    There’s also a Q&A with the director included here. Running 13:43, this was recorded in front of a live audience at a screening of the movie that took place at the Lincoln Center in New York City on December 11, 2010. Villaronga speaks in Spanish with an interpreter at his side to translate his answers into English as he discusses how many of the images in the film were inspired by a Belgian painter, the importance of red in the film, Spanish history’s influence on the picture, the film’s premiere at the Berlin Film Festival and the audience’s reaction to it and more.

    Rounding out the extras are a trailer for the feature (2:55) and three short films – Anta Mujer (22:30, 1976 – taken from the only existing source, a VHS tape, though presented in upscaled 720 X 480, this is a strange and almost metaphysical look at a woman’s relationship with the sea which then takes a strange turn against the sounds of Carl Orff’s Carmina Burana playing overtop – very Jodorowsky-ish!), Laberint (11:29, 1980 – taken from the only existing source, a VHS tape, though presented in upscaled 720 X 480, this is a strangely sexual short that some painted naked bodies writhing against a bizarre backdrop) and Al Mayurca (23:32, 1980 - taken from the only existing source, a VHS tape, though presented in upscaled 720 X 480, this is similar to the first short visually in that it shows a woman out in the sand but it mixes in elements of domestic life and burgeoning sexuality before working in odd religious imagery). All of the extras on this disc are presented in high definition. The previous DVD included liner notes from Stephen Thrower and an interview with the director – those have not been ported over to this new release.

    The Final Word:

    Cult Epics has done right by this film, offering up Villaronga’s acclaimed film with impressive audio and video quality and a load of new extras features. The film itself is excellent, a picture that gets under your skin and makes you think but which is also very accomplished on a technical level, the perfect mix of arthouse and horror.

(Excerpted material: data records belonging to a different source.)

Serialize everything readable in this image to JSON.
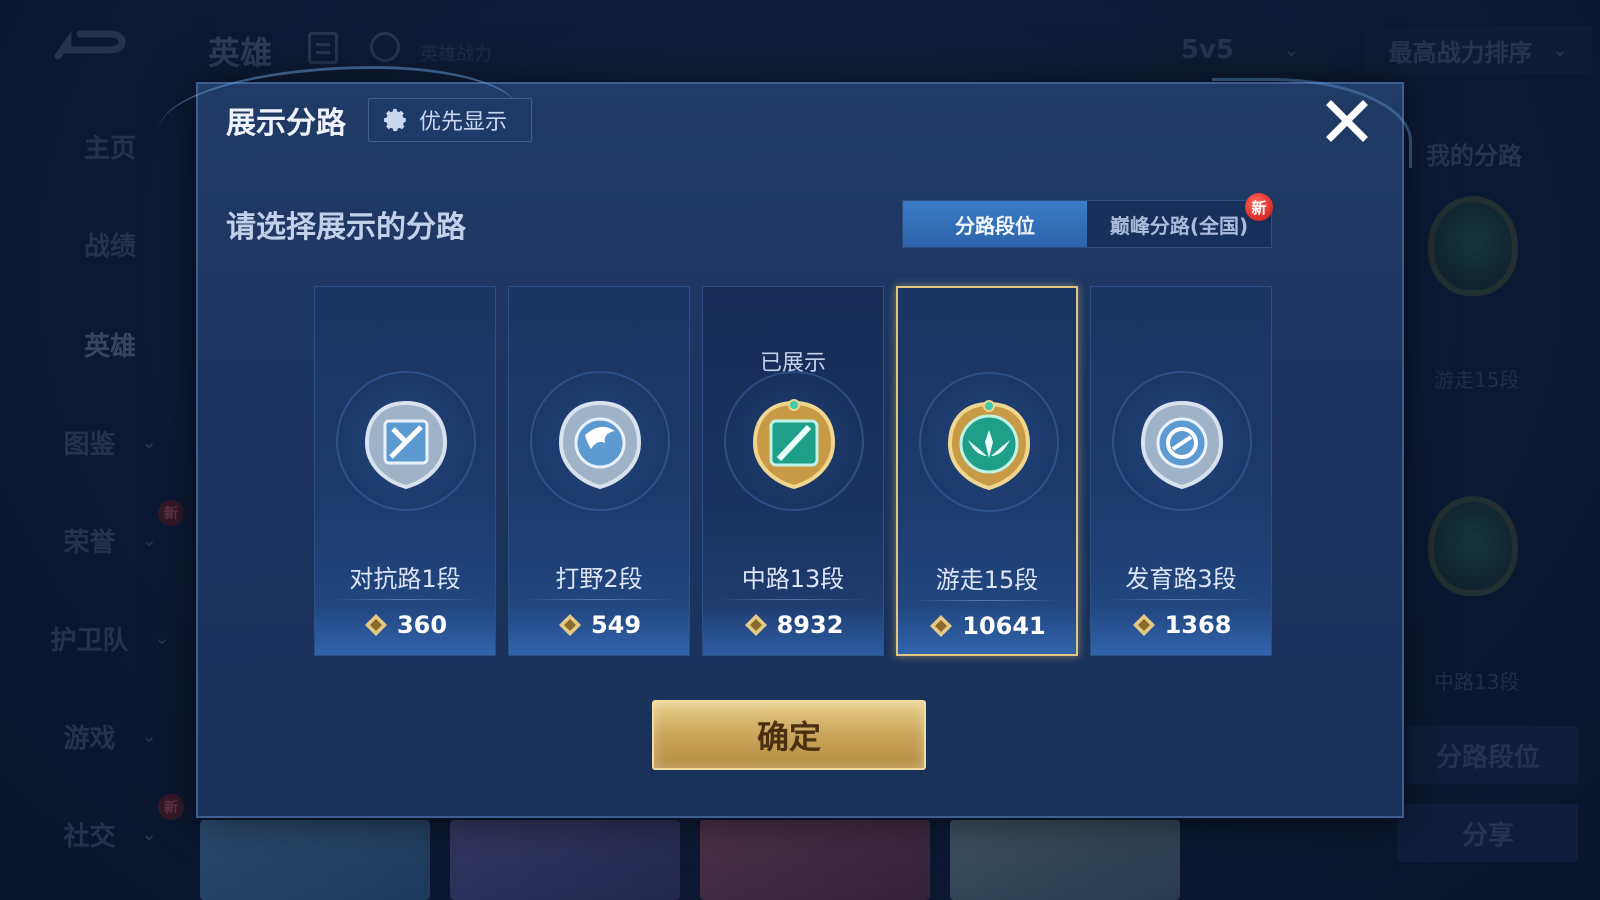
{
  "background": {
    "page_title": "英雄",
    "power_label": "英雄战力",
    "mode_select": "5v5",
    "sort_select": "最高战力排序",
    "sidebar": [
      {
        "label": "主页",
        "badge": "",
        "chevron": false
      },
      {
        "label": "战绩",
        "badge": "",
        "chevron": false
      },
      {
        "label": "英雄",
        "badge": "",
        "chevron": false,
        "active": true
      },
      {
        "label": "图鉴",
        "badge": "",
        "chevron": true
      },
      {
        "label": "荣誉",
        "badge": "新",
        "chevron": true
      },
      {
        "label": "护卫队",
        "badge": "",
        "chevron": true
      },
      {
        "label": "游戏",
        "badge": "",
        "chevron": true
      },
      {
        "label": "社交",
        "badge": "新",
        "chevron": true
      }
    ],
    "right_panel": {
      "title": "我的分路",
      "lane1": "游走15段",
      "lane2": "中路13段",
      "lane_button": "分路段位",
      "share_button": "分享"
    }
  },
  "modal": {
    "title": "展示分路",
    "priority_button": "优先显示",
    "prompt": "请选择展示的分路",
    "tabs": [
      {
        "label": "分路段位",
        "active": true,
        "badge": ""
      },
      {
        "label": "巅峰分路(全国)",
        "active": false,
        "badge": "新"
      }
    ],
    "shown_label": "已展示",
    "cards": [
      {
        "name": "对抗路1段",
        "score": "360",
        "icon": "clash-lane-icon",
        "tier": "silver",
        "shown": false,
        "selected": false
      },
      {
        "name": "打野2段",
        "score": "549",
        "icon": "jungle-dragon-icon",
        "tier": "silver",
        "shown": false,
        "selected": false
      },
      {
        "name": "中路13段",
        "score": "8932",
        "icon": "mid-lane-icon",
        "tier": "gold-green",
        "shown": true,
        "selected": false
      },
      {
        "name": "游走15段",
        "score": "10641",
        "icon": "roam-wings-icon",
        "tier": "gold-green",
        "shown": false,
        "selected": true
      },
      {
        "name": "发育路3段",
        "score": "1368",
        "icon": "farm-lane-icon",
        "tier": "silver",
        "shown": false,
        "selected": false
      }
    ],
    "confirm_button": "确定"
  },
  "colors": {
    "accent_blue": "#3b7cc8",
    "gold": "#e4c47e",
    "badge_red": "#d82a2a",
    "modal_bg": "#1c3560"
  }
}
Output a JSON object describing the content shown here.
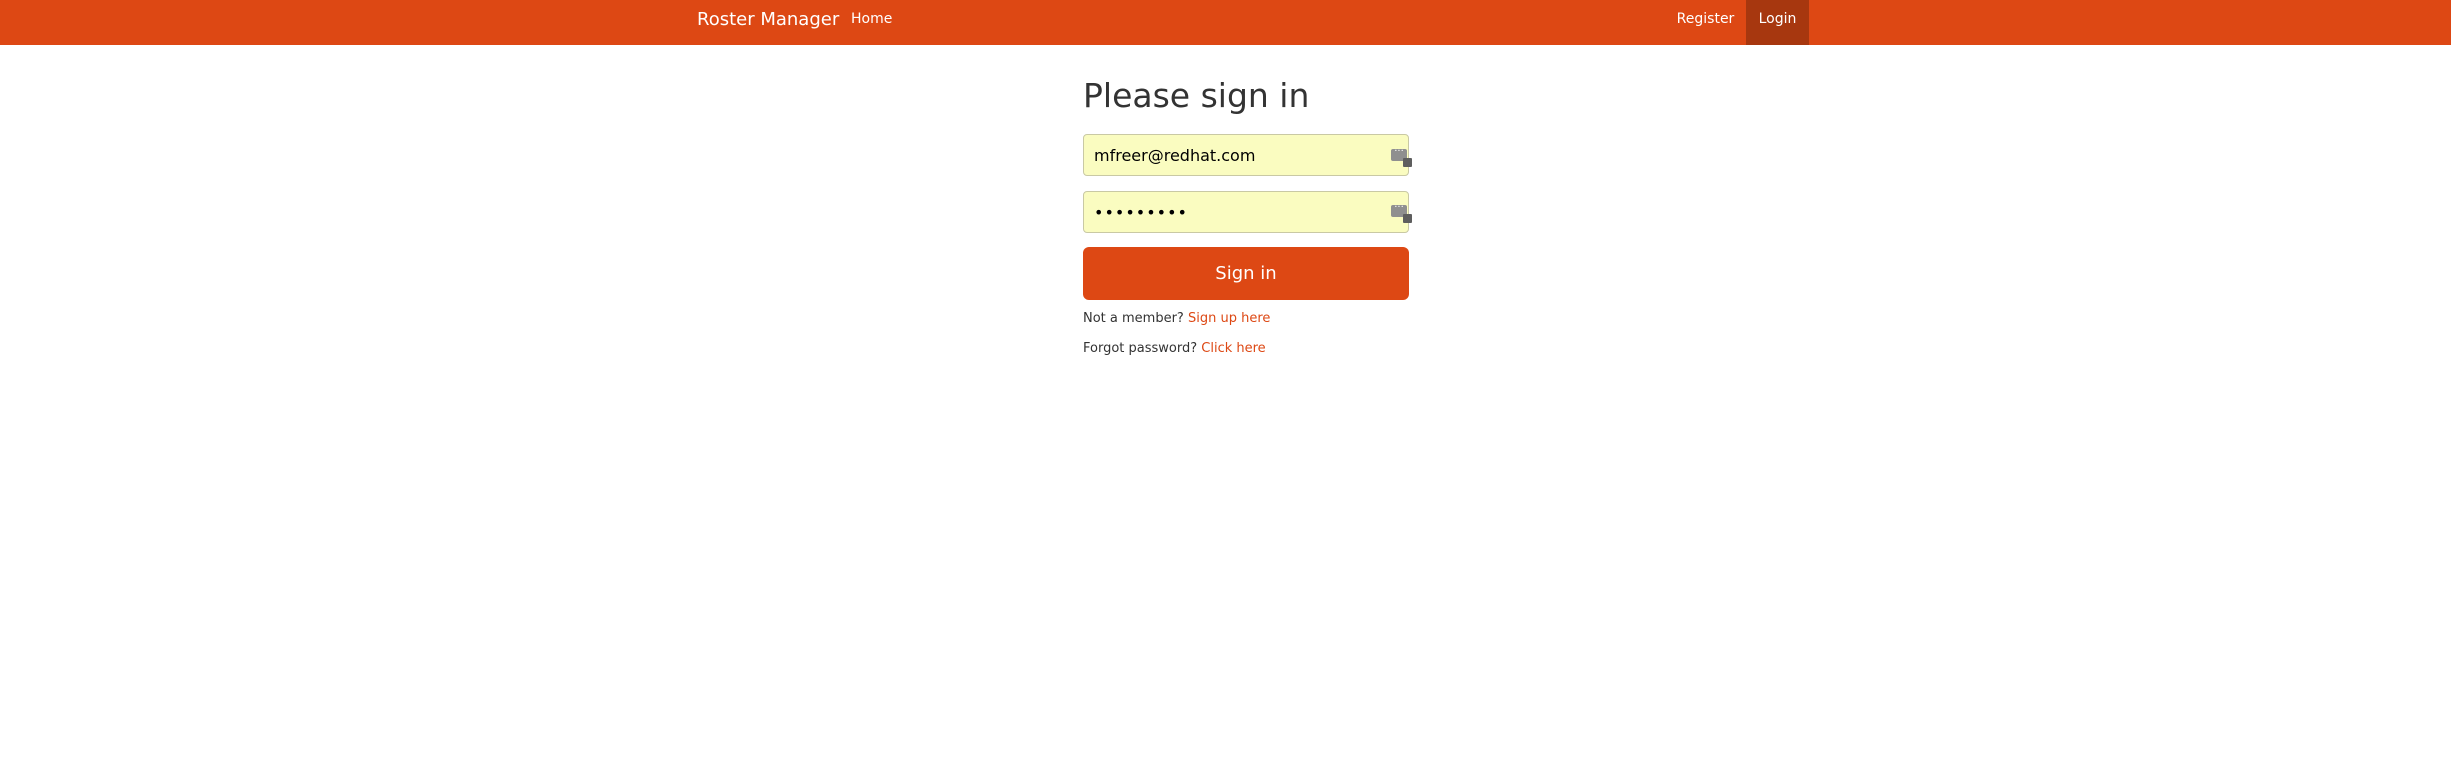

    Click on the images below for full size Blu-ray screen caps (some of which do contain spoilers)!